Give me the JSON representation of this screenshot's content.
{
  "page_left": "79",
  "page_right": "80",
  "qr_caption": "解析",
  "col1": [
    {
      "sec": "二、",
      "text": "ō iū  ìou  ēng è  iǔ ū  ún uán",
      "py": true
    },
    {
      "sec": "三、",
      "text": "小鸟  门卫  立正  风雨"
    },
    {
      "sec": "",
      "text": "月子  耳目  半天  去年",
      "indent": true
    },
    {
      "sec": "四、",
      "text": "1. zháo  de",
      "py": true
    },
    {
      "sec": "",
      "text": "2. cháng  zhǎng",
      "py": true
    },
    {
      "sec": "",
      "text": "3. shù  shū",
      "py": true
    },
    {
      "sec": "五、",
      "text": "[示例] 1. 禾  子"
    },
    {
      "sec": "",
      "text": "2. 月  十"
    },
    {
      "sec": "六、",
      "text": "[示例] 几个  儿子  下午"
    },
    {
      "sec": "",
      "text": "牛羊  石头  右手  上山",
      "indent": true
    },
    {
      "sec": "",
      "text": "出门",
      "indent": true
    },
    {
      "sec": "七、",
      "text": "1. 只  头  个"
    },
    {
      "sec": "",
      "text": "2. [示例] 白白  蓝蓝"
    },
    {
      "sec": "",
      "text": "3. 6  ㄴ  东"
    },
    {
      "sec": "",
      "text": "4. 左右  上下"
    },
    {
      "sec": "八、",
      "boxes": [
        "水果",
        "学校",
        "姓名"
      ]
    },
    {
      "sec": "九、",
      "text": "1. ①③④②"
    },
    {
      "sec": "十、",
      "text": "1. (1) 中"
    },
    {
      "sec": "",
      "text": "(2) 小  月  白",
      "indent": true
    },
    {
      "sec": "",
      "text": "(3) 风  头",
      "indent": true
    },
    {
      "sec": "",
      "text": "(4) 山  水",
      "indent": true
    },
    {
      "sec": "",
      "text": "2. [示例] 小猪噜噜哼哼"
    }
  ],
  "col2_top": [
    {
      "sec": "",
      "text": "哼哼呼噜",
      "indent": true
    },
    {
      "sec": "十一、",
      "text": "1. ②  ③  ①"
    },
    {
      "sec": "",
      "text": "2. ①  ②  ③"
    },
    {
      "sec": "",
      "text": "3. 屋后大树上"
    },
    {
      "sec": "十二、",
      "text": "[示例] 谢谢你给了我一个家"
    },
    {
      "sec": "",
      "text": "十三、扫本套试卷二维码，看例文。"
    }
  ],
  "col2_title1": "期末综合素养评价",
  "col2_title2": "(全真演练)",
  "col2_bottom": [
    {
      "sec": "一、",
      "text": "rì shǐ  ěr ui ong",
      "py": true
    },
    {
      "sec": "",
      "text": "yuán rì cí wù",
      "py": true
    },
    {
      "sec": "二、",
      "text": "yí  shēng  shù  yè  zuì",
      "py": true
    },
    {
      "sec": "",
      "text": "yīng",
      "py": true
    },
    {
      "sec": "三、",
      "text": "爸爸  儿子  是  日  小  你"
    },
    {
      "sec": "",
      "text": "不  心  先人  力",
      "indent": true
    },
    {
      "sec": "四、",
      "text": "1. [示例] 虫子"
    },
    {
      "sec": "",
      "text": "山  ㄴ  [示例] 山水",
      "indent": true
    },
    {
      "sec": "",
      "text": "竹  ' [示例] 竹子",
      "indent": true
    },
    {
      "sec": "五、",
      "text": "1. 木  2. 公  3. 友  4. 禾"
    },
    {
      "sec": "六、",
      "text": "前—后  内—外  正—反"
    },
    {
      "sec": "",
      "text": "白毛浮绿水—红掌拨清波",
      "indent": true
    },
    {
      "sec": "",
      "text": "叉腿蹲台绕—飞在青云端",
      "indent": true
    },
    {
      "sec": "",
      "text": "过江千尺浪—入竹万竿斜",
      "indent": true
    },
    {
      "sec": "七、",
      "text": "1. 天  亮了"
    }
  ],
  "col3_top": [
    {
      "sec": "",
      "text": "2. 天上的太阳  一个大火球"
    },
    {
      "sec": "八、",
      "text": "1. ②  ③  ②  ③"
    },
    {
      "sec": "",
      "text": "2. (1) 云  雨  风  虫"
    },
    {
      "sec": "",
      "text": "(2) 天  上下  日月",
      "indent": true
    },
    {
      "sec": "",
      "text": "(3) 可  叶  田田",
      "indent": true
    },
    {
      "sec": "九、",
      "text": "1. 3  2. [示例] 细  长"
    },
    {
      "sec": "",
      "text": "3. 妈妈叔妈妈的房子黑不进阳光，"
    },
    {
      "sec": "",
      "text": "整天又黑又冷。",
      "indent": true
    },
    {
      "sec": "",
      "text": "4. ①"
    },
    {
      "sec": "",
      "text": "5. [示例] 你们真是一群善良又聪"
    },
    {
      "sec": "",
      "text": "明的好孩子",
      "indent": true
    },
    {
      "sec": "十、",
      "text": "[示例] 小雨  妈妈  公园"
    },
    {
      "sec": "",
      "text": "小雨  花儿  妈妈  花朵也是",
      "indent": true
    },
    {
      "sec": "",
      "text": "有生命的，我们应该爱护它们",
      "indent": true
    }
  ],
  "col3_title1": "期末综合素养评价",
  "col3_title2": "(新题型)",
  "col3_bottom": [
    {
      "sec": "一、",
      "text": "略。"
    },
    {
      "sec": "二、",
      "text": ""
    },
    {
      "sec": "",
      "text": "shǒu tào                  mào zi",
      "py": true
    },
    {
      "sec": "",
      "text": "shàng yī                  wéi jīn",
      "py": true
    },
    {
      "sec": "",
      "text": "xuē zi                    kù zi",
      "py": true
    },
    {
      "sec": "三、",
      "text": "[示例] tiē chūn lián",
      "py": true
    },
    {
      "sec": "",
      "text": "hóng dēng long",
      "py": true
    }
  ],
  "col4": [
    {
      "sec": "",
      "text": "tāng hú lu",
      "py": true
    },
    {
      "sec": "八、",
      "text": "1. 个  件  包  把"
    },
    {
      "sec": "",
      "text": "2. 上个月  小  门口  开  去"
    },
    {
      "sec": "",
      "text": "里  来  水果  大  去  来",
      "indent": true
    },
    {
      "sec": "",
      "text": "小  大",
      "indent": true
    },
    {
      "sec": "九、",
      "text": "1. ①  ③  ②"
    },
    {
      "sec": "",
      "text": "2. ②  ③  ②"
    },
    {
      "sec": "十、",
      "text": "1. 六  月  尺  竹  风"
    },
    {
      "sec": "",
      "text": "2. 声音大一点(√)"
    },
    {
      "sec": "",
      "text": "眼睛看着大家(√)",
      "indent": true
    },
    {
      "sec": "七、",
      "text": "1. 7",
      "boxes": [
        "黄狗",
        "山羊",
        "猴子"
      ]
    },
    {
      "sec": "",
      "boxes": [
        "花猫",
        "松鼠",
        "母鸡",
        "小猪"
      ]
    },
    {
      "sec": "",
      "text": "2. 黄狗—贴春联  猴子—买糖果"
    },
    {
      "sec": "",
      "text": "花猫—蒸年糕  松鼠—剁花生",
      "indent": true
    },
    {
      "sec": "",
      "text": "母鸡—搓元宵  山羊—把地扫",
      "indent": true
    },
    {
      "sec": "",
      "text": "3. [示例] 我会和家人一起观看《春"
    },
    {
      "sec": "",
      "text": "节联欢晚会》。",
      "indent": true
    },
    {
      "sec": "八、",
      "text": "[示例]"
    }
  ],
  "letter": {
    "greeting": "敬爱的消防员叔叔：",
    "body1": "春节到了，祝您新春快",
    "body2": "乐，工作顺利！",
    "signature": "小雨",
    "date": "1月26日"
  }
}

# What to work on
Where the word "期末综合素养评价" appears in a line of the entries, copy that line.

# Exercise solution
  "col2_title1": "期末综合素养评价",
  "col3_title1": "期末综合素养评价",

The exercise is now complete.